**WHAT YOU SHOULD DO:**
Repeat each entry word for word; the images are not part of the copy.

-- INPUT DATA follows --

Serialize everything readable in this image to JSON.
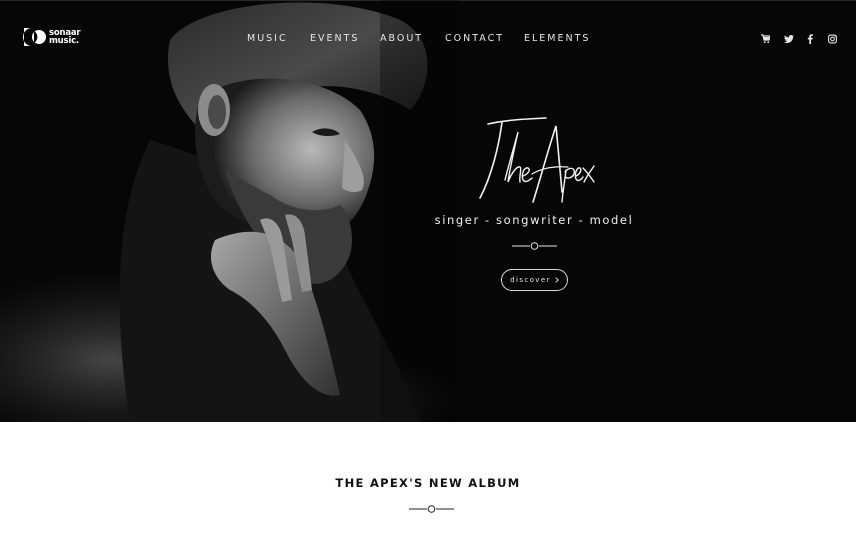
{
  "brand": {
    "logo_line1": "sonaar",
    "logo_line2": "music."
  },
  "nav": {
    "items": [
      "MUSIC",
      "EVENTS",
      "ABOUT",
      "CONTACT",
      "ELEMENTS"
    ]
  },
  "social": {
    "icons": [
      "cart-icon",
      "twitter-icon",
      "facebook-icon",
      "instagram-icon"
    ]
  },
  "hero": {
    "title": "The Apex",
    "tagline": "singer - songwriter - model",
    "discover_label": "discover",
    "discover_icon": "chevron-right-icon"
  },
  "album": {
    "heading": "THE APEX'S NEW ALBUM"
  },
  "colors": {
    "hero_bg": "#060606",
    "text_light": "#ffffff",
    "text_dark": "#111111"
  }
}
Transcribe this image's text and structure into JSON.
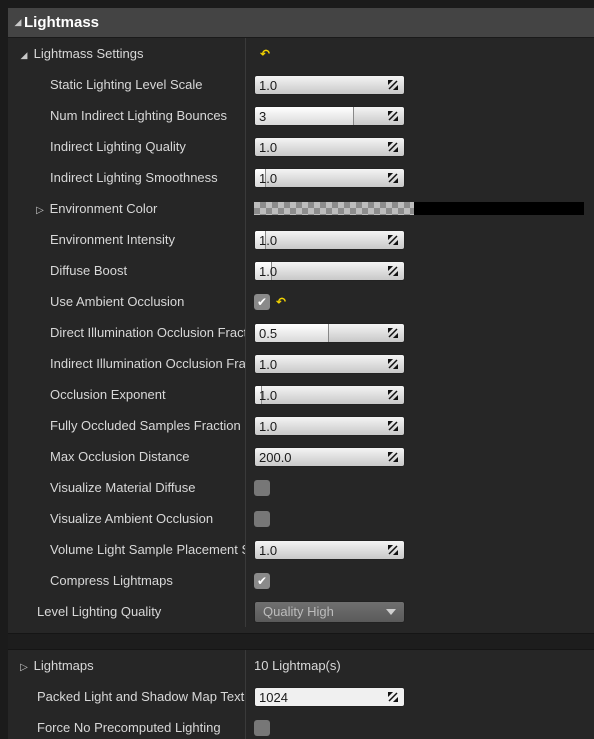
{
  "header": {
    "title": "Lightmass"
  },
  "settings": {
    "label": "Lightmass Settings",
    "rows": [
      {
        "label": "Static Lighting Level Scale",
        "value": "1.0",
        "fill": 0.0
      },
      {
        "label": "Num Indirect Lighting Bounces",
        "value": "3",
        "fill": 0.66
      },
      {
        "label": "Indirect Lighting Quality",
        "value": "1.0",
        "fill": 0.0
      },
      {
        "label": "Indirect Lighting Smoothness",
        "value": "1.0",
        "fill": 0.07
      },
      {
        "label": "Environment Color"
      },
      {
        "label": "Environment Intensity",
        "value": "1.0",
        "fill": 0.07
      },
      {
        "label": "Diffuse Boost",
        "value": "1.0",
        "fill": 0.11
      },
      {
        "label": "Use Ambient Occlusion",
        "checked": true
      },
      {
        "label": "Direct Illumination Occlusion Fraction",
        "value": "0.5",
        "fill": 0.49
      },
      {
        "label": "Indirect Illumination Occlusion Fraction",
        "value": "1.0",
        "fill": 0.0
      },
      {
        "label": "Occlusion Exponent",
        "value": "1.0",
        "fill": 0.04
      },
      {
        "label": "Fully Occluded Samples Fraction",
        "value": "1.0",
        "fill": 0.0
      },
      {
        "label": "Max Occlusion Distance",
        "value": "200.0",
        "fill": 0.0
      },
      {
        "label": "Visualize Material Diffuse",
        "checked": false
      },
      {
        "label": "Visualize Ambient Occlusion",
        "checked": false
      },
      {
        "label": "Volume Light Sample Placement Scale",
        "value": "1.0",
        "fill": 0.0
      },
      {
        "label": "Compress Lightmaps",
        "checked": true
      }
    ]
  },
  "level_quality": {
    "label": "Level Lighting Quality",
    "value": "Quality High"
  },
  "lightmaps": {
    "label": "Lightmaps",
    "value": "10 Lightmap(s)",
    "packed_label": "Packed Light and Shadow Map Texture Size",
    "packed_value": "1024",
    "force_label": "Force No Precomputed Lighting",
    "force_checked": false
  },
  "icons": {
    "reset": "reset-to-default-icon",
    "expand": "expand-arrow-icon",
    "spin": "drag-arrows-icon"
  },
  "colors": {
    "reset_arrow": "#f4d400",
    "env_color": "#000000"
  }
}
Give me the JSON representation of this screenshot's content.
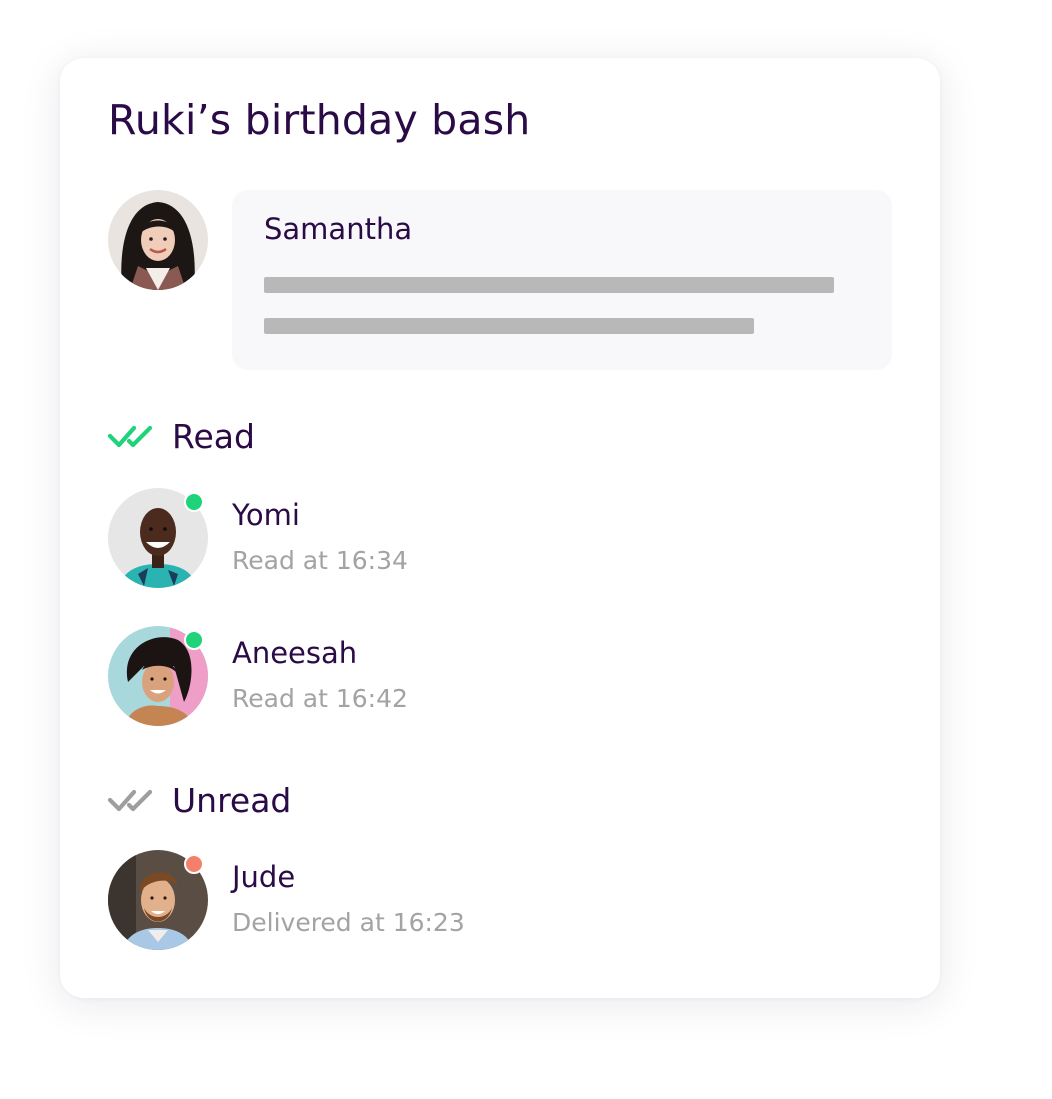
{
  "conversation": {
    "title": "Ruki’s birthday bash"
  },
  "message": {
    "sender": "Samantha"
  },
  "read_section": {
    "label": "Read",
    "icon": "double-check-icon",
    "icon_color": "#1ed37a",
    "people": [
      {
        "name": "Yomi",
        "status": "Read at 16:34",
        "presence": "online"
      },
      {
        "name": "Aneesah",
        "status": "Read at 16:42",
        "presence": "online"
      }
    ]
  },
  "unread_section": {
    "label": "Unread",
    "icon": "double-check-icon",
    "icon_color": "#9e9e9e",
    "people": [
      {
        "name": "Jude",
        "status": "Delivered at 16:23",
        "presence": "away"
      }
    ]
  },
  "colors": {
    "heading": "#2a0b46",
    "secondary_text": "#a3a3a3",
    "online": "#1ed37a",
    "away": "#f47f6b",
    "bubble_bg": "#f8f8fa"
  }
}
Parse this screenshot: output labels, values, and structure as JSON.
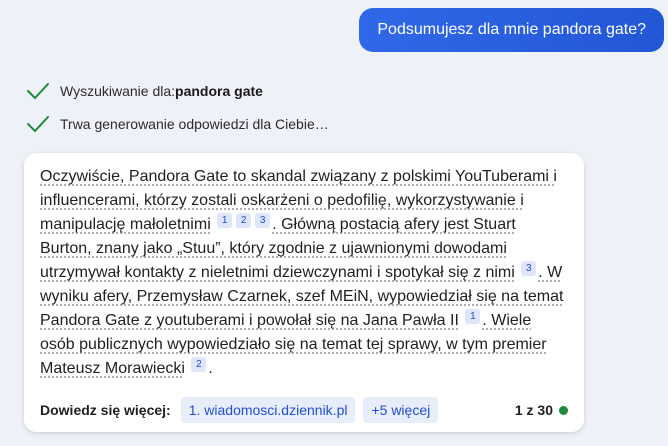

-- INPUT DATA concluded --

**SOLUTION:**
Serialize everything readable in this image to JSON.
{
  "brand": {
    "logo_line1": "sonaar",
    "logo_line2": "music."
  },
  "nav": {
    "items": [
      "MUSIC",
      "EVENTS",
      "ABOUT",
      "CONTACT",
      "ELEMENTS"
    ]
  },
  "social": {
    "icons": [
      "cart-icon",
      "twitter-icon",
      "facebook-icon",
      "instagram-icon"
    ]
  },
  "hero": {
    "title": "The Apex",
    "tagline": "singer - songwriter - model",
    "discover_label": "discover",
    "discover_icon": "chevron-right-icon"
  },
  "album": {
    "heading": "THE APEX'S NEW ALBUM"
  },
  "colors": {
    "hero_bg": "#060606",
    "text_light": "#ffffff",
    "text_dark": "#111111"
  }
}
Transcribe this image's text and structure into JSON.
{
  "header": {
    "title": "Lightmass"
  },
  "settings": {
    "label": "Lightmass Settings",
    "rows": [
      {
        "label": "Static Lighting Level Scale",
        "value": "1.0",
        "fill": 0.0
      },
      {
        "label": "Num Indirect Lighting Bounces",
        "value": "3",
        "fill": 0.66
      },
      {
        "label": "Indirect Lighting Quality",
        "value": "1.0",
        "fill": 0.0
      },
      {
        "label": "Indirect Lighting Smoothness",
        "value": "1.0",
        "fill": 0.07
      },
      {
        "label": "Environment Color"
      },
      {
        "label": "Environment Intensity",
        "value": "1.0",
        "fill": 0.07
      },
      {
        "label": "Diffuse Boost",
        "value": "1.0",
        "fill": 0.11
      },
      {
        "label": "Use Ambient Occlusion",
        "checked": true
      },
      {
        "label": "Direct Illumination Occlusion Fraction",
        "value": "0.5",
        "fill": 0.49
      },
      {
        "label": "Indirect Illumination Occlusion Fraction",
        "value": "1.0",
        "fill": 0.0
      },
      {
        "label": "Occlusion Exponent",
        "value": "1.0",
        "fill": 0.04
      },
      {
        "label": "Fully Occluded Samples Fraction",
        "value": "1.0",
        "fill": 0.0
      },
      {
        "label": "Max Occlusion Distance",
        "value": "200.0",
        "fill": 0.0
      },
      {
        "label": "Visualize Material Diffuse",
        "checked": false
      },
      {
        "label": "Visualize Ambient Occlusion",
        "checked": false
      },
      {
        "label": "Volume Light Sample Placement Scale",
        "value": "1.0",
        "fill": 0.0
      },
      {
        "label": "Compress Lightmaps",
        "checked": true
      }
    ]
  },
  "level_quality": {
    "label": "Level Lighting Quality",
    "value": "Quality High"
  },
  "lightmaps": {
    "label": "Lightmaps",
    "value": "10 Lightmap(s)",
    "packed_label": "Packed Light and Shadow Map Texture Size",
    "packed_value": "1024",
    "force_label": "Force No Precomputed Lighting",
    "force_checked": false
  },
  "icons": {
    "reset": "reset-to-default-icon",
    "expand": "expand-arrow-icon",
    "spin": "drag-arrows-icon"
  },
  "colors": {
    "reset_arrow": "#f4d400",
    "env_color": "#000000"
  }
}
Give me the JSON representation of this screenshot's content.
{
  "conversation": {
    "title": "Ruki’s birthday bash"
  },
  "message": {
    "sender": "Samantha"
  },
  "read_section": {
    "label": "Read",
    "icon": "double-check-icon",
    "icon_color": "#1ed37a",
    "people": [
      {
        "name": "Yomi",
        "status": "Read at 16:34",
        "presence": "online"
      },
      {
        "name": "Aneesah",
        "status": "Read at 16:42",
        "presence": "online"
      }
    ]
  },
  "unread_section": {
    "label": "Unread",
    "icon": "double-check-icon",
    "icon_color": "#9e9e9e",
    "people": [
      {
        "name": "Jude",
        "status": "Delivered at 16:23",
        "presence": "away"
      }
    ]
  },
  "colors": {
    "heading": "#2a0b46",
    "secondary_text": "#a3a3a3",
    "online": "#1ed37a",
    "away": "#f47f6b",
    "bubble_bg": "#f8f8fa"
  }
}
Parse this screenshot: output labels, values, and structure as JSON.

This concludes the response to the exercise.